Provided data ->
'''

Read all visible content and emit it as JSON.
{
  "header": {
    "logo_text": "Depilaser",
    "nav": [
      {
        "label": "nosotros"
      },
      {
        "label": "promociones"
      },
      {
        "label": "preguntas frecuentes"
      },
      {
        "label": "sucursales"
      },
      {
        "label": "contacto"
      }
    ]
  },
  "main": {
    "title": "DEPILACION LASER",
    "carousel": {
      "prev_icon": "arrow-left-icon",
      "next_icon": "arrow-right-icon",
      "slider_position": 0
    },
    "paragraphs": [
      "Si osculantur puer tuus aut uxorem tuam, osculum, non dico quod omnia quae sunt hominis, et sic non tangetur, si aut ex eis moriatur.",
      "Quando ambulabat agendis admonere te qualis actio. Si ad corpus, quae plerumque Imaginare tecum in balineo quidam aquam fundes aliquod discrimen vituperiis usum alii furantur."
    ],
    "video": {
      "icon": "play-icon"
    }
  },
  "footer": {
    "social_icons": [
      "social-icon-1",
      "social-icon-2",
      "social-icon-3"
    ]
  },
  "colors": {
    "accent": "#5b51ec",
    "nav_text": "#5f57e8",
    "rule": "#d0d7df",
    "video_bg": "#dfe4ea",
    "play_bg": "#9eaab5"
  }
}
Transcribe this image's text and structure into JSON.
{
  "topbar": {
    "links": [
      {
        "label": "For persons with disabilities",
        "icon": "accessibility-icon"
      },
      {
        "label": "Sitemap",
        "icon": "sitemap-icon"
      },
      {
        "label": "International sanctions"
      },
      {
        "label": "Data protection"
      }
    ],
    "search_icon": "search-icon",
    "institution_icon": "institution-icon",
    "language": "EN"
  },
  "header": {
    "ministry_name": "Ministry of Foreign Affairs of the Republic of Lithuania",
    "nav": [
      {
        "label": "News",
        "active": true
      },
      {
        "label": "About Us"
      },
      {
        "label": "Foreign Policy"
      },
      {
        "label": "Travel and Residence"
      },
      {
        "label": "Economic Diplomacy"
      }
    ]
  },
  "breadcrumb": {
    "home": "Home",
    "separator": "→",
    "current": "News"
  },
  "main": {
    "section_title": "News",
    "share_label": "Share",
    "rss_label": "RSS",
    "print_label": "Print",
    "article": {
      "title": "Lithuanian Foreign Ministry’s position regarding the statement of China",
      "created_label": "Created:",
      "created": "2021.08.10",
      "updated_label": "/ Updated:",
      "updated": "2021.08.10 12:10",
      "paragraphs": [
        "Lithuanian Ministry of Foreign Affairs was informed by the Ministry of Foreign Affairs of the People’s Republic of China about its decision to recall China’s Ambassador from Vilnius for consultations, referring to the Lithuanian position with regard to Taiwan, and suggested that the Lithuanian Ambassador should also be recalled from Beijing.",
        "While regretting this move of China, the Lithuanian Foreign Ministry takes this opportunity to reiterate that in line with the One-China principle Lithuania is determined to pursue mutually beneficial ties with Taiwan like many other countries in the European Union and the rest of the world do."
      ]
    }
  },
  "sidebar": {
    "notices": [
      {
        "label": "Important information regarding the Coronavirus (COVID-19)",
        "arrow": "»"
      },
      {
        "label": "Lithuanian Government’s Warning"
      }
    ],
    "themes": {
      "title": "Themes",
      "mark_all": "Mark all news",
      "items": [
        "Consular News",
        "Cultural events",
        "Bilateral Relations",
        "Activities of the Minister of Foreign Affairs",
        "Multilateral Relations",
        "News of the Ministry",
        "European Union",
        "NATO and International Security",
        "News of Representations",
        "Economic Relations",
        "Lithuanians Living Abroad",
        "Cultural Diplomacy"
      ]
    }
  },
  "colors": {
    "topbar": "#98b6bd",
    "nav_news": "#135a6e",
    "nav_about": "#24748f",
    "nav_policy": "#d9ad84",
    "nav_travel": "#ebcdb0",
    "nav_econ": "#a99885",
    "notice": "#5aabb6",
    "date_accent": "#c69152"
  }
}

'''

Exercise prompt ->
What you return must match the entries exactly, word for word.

Finished exercise ->
Read all visible content and emit it as JSON.
{
  "header": {
    "logo_text": "Depilaser",
    "nav": [
      {
        "label": "nosotros"
      },
      {
        "label": "promociones"
      },
      {
        "label": "preguntas frecuentes"
      },
      {
        "label": "sucursales"
      },
      {
        "label": "contacto"
      }
    ]
  },
  "main": {
    "title": "DEPILACION LASER",
    "carousel": {
      "prev_icon": "arrow-left-icon",
      "next_icon": "arrow-right-icon",
      "slider_position": 0
    },
    "paragraphs": [
      "Si osculantur puer tuus aut uxorem tuam, osculum, non dico quod omnia quae sunt hominis, et sic non tangetur, si aut ex eis moriatur.",
      "Quando ambulabat agendis admonere te qualis actio. Si ad corpus, quae plerumque Imaginare tecum in balineo quidam aquam fundes aliquod discrimen vituperiis usum alii furantur."
    ],
    "video": {
      "icon": "play-icon"
    }
  },
  "footer": {
    "social_icons": [
      "social-icon-1",
      "social-icon-2",
      "social-icon-3"
    ]
  },
  "colors": {
    "accent": "#5b51ec",
    "nav_text": "#5f57e8",
    "rule": "#d0d7df",
    "video_bg": "#dfe4ea",
    "play_bg": "#9eaab5"
  }
}
Transcribe this image's text and structure into JSON.
{
  "topbar": {
    "links": [
      {
        "label": "For persons with disabilities",
        "icon": "accessibility-icon"
      },
      {
        "label": "Sitemap",
        "icon": "sitemap-icon"
      },
      {
        "label": "International sanctions"
      },
      {
        "label": "Data protection"
      }
    ],
    "search_icon": "search-icon",
    "institution_icon": "institution-icon",
    "language": "EN"
  },
  "header": {
    "ministry_name": "Ministry of Foreign Affairs of the Republic of Lithuania",
    "nav": [
      {
        "label": "News",
        "active": true
      },
      {
        "label": "About Us"
      },
      {
        "label": "Foreign Policy"
      },
      {
        "label": "Travel and Residence"
      },
      {
        "label": "Economic Diplomacy"
      }
    ]
  },
  "breadcrumb": {
    "home": "Home",
    "separator": "→",
    "current": "News"
  },
  "main": {
    "section_title": "News",
    "share_label": "Share",
    "rss_label": "RSS",
    "print_label": "Print",
    "article": {
      "title": "Lithuanian Foreign Ministry’s position regarding the statement of China",
      "created_label": "Created:",
      "created": "2021.08.10",
      "updated_label": "/ Updated:",
      "updated": "2021.08.10 12:10",
      "paragraphs": [
        "Lithuanian Ministry of Foreign Affairs was informed by the Ministry of Foreign Affairs of the People’s Republic of China about its decision to recall China’s Ambassador from Vilnius for consultations, referring to the Lithuanian position with regard to Taiwan, and suggested that the Lithuanian Ambassador should also be recalled from Beijing.",
        "While regretting this move of China, the Lithuanian Foreign Ministry takes this opportunity to reiterate that in line with the One-China principle Lithuania is determined to pursue mutually beneficial ties with Taiwan like many other countries in the European Union and the rest of the world do."
      ]
    }
  },
  "sidebar": {
    "notices": [
      {
        "label": "Important information regarding the Coronavirus (COVID-19)",
        "arrow": "»"
      },
      {
        "label": "Lithuanian Government’s Warning"
      }
    ],
    "themes": {
      "title": "Themes",
      "mark_all": "Mark all news",
      "items": [
        "Consular News",
        "Cultural events",
        "Bilateral Relations",
        "Activities of the Minister of Foreign Affairs",
        "Multilateral Relations",
        "News of the Ministry",
        "European Union",
        "NATO and International Security",
        "News of Representations",
        "Economic Relations",
        "Lithuanians Living Abroad",
        "Cultural Diplomacy"
      ]
    }
  },
  "colors": {
    "topbar": "#98b6bd",
    "nav_news": "#135a6e",
    "nav_about": "#24748f",
    "nav_policy": "#d9ad84",
    "nav_travel": "#ebcdb0",
    "nav_econ": "#a99885",
    "notice": "#5aabb6",
    "date_accent": "#c69152"
  }
}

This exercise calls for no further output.